BEGIN Data to examine

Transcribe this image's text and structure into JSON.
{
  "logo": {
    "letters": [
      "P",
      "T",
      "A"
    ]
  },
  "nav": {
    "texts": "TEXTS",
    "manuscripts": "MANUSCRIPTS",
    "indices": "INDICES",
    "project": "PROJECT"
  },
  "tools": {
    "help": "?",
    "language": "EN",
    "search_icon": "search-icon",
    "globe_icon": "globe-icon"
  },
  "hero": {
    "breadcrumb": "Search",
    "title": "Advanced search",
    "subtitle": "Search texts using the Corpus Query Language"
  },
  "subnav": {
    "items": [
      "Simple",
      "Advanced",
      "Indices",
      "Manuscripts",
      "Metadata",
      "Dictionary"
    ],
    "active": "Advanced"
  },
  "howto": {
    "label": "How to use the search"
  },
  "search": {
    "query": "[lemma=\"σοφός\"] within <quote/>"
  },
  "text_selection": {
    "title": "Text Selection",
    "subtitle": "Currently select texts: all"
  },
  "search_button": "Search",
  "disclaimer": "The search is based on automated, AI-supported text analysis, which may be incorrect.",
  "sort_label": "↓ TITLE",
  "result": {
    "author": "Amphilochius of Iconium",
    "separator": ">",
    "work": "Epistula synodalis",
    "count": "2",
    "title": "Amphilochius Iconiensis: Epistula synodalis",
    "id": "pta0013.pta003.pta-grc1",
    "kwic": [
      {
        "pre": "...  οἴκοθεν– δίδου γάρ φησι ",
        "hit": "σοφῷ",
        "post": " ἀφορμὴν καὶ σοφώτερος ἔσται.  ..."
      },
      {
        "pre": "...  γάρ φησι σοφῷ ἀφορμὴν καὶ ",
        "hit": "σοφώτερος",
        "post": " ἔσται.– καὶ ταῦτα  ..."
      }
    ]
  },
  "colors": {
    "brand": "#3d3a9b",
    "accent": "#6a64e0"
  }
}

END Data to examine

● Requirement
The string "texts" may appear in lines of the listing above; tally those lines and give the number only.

● Result below
3